[Stored items from a collection]
═══
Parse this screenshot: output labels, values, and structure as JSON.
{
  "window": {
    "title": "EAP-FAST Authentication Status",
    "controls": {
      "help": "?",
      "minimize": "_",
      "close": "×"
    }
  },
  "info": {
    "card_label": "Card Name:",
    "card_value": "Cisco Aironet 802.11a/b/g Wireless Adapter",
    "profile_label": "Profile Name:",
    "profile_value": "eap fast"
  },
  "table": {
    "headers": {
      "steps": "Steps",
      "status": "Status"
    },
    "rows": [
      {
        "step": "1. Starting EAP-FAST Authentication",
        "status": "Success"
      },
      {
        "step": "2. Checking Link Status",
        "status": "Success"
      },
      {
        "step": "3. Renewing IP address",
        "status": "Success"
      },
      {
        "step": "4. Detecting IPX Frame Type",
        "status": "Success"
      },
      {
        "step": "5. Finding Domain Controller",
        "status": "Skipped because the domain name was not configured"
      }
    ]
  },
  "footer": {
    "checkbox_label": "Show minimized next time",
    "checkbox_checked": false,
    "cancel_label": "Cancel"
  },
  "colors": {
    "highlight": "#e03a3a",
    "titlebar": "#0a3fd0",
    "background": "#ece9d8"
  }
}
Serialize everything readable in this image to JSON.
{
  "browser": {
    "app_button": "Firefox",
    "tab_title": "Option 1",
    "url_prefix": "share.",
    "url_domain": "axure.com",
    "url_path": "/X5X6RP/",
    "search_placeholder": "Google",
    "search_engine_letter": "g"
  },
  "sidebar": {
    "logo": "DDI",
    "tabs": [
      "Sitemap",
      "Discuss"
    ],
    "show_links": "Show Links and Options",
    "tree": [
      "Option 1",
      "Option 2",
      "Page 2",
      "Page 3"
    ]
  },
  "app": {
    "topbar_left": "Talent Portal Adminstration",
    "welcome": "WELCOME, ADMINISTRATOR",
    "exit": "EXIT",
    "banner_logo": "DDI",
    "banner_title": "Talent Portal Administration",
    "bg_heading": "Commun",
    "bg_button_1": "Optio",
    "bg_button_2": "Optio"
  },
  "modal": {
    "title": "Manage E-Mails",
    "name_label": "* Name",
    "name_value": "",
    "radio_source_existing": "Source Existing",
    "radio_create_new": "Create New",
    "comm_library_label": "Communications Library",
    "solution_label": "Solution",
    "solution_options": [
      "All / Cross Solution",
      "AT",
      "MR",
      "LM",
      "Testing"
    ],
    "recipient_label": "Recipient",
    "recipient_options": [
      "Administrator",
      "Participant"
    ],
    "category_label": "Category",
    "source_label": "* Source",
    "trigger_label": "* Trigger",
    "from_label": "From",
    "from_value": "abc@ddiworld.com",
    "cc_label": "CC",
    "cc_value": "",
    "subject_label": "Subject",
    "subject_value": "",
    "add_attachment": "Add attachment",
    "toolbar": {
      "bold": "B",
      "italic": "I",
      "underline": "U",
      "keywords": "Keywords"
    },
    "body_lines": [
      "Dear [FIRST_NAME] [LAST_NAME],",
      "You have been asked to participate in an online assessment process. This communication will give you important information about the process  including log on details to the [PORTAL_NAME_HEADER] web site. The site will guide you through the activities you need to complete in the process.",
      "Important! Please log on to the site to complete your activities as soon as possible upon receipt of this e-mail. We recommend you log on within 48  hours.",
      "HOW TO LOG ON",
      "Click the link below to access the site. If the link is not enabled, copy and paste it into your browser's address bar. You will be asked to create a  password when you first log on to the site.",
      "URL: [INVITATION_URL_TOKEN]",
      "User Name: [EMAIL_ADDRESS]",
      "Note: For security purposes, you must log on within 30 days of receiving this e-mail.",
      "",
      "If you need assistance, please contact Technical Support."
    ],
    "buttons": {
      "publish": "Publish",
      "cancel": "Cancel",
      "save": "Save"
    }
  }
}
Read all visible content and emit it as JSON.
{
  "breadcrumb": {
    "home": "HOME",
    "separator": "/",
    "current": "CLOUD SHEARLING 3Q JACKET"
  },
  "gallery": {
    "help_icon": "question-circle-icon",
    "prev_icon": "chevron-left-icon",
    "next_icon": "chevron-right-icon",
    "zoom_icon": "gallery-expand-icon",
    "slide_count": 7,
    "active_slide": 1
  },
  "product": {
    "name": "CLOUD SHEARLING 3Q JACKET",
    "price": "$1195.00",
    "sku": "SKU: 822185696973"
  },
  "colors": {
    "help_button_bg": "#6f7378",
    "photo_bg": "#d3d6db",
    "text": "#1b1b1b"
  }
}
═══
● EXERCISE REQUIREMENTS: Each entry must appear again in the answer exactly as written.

● ANSWER BOX:
Parse this screenshot: output labels, values, and structure as JSON.
{
  "window": {
    "title": "EAP-FAST Authentication Status",
    "controls": {
      "help": "?",
      "minimize": "_",
      "close": "×"
    }
  },
  "info": {
    "card_label": "Card Name:",
    "card_value": "Cisco Aironet 802.11a/b/g Wireless Adapter",
    "profile_label": "Profile Name:",
    "profile_value": "eap fast"
  },
  "table": {
    "headers": {
      "steps": "Steps",
      "status": "Status"
    },
    "rows": [
      {
        "step": "1. Starting EAP-FAST Authentication",
        "status": "Success"
      },
      {
        "step": "2. Checking Link Status",
        "status": "Success"
      },
      {
        "step": "3. Renewing IP address",
        "status": "Success"
      },
      {
        "step": "4. Detecting IPX Frame Type",
        "status": "Success"
      },
      {
        "step": "5. Finding Domain Controller",
        "status": "Skipped because the domain name was not configured"
      }
    ]
  },
  "footer": {
    "checkbox_label": "Show minimized next time",
    "checkbox_checked": false,
    "cancel_label": "Cancel"
  },
  "colors": {
    "highlight": "#e03a3a",
    "titlebar": "#0a3fd0",
    "background": "#ece9d8"
  }
}
Serialize everything readable in this image to JSON.
{
  "browser": {
    "app_button": "Firefox",
    "tab_title": "Option 1",
    "url_prefix": "share.",
    "url_domain": "axure.com",
    "url_path": "/X5X6RP/",
    "search_placeholder": "Google",
    "search_engine_letter": "g"
  },
  "sidebar": {
    "logo": "DDI",
    "tabs": [
      "Sitemap",
      "Discuss"
    ],
    "show_links": "Show Links and Options",
    "tree": [
      "Option 1",
      "Option 2",
      "Page 2",
      "Page 3"
    ]
  },
  "app": {
    "topbar_left": "Talent Portal Adminstration",
    "welcome": "WELCOME, ADMINISTRATOR",
    "exit": "EXIT",
    "banner_logo": "DDI",
    "banner_title": "Talent Portal Administration",
    "bg_heading": "Commun",
    "bg_button_1": "Optio",
    "bg_button_2": "Optio"
  },
  "modal": {
    "title": "Manage E-Mails",
    "name_label": "* Name",
    "name_value": "",
    "radio_source_existing": "Source Existing",
    "radio_create_new": "Create New",
    "comm_library_label": "Communications Library",
    "solution_label": "Solution",
    "solution_options": [
      "All / Cross Solution",
      "AT",
      "MR",
      "LM",
      "Testing"
    ],
    "recipient_label": "Recipient",
    "recipient_options": [
      "Administrator",
      "Participant"
    ],
    "category_label": "Category",
    "source_label": "* Source",
    "trigger_label": "* Trigger",
    "from_label": "From",
    "from_value": "abc@ddiworld.com",
    "cc_label": "CC",
    "cc_value": "",
    "subject_label": "Subject",
    "subject_value": "",
    "add_attachment": "Add attachment",
    "toolbar": {
      "bold": "B",
      "italic": "I",
      "underline": "U",
      "keywords": "Keywords"
    },
    "body_lines": [
      "Dear [FIRST_NAME] [LAST_NAME],",
      "You have been asked to participate in an online assessment process. This communication will give you important information about the process  including log on details to the [PORTAL_NAME_HEADER] web site. The site will guide you through the activities you need to complete in the process.",
      "Important! Please log on to the site to complete your activities as soon as possible upon receipt of this e-mail. We recommend you log on within 48  hours.",
      "HOW TO LOG ON",
      "Click the link below to access the site. If the link is not enabled, copy and paste it into your browser's address bar. You will be asked to create a  password when you first log on to the site.",
      "URL: [INVITATION_URL_TOKEN]",
      "User Name: [EMAIL_ADDRESS]",
      "Note: For security purposes, you must log on within 30 days of receiving this e-mail.",
      "",
      "If you need assistance, please contact Technical Support."
    ],
    "buttons": {
      "publish": "Publish",
      "cancel": "Cancel",
      "save": "Save"
    }
  }
}
Read all visible content and emit it as JSON.
{
  "breadcrumb": {
    "home": "HOME",
    "separator": "/",
    "current": "CLOUD SHEARLING 3Q JACKET"
  },
  "gallery": {
    "help_icon": "question-circle-icon",
    "prev_icon": "chevron-left-icon",
    "next_icon": "chevron-right-icon",
    "zoom_icon": "gallery-expand-icon",
    "slide_count": 7,
    "active_slide": 1
  },
  "product": {
    "name": "CLOUD SHEARLING 3Q JACKET",
    "price": "$1195.00",
    "sku": "SKU: 822185696973"
  },
  "colors": {
    "help_button_bg": "#6f7378",
    "photo_bg": "#d3d6db",
    "text": "#1b1b1b"
  }
}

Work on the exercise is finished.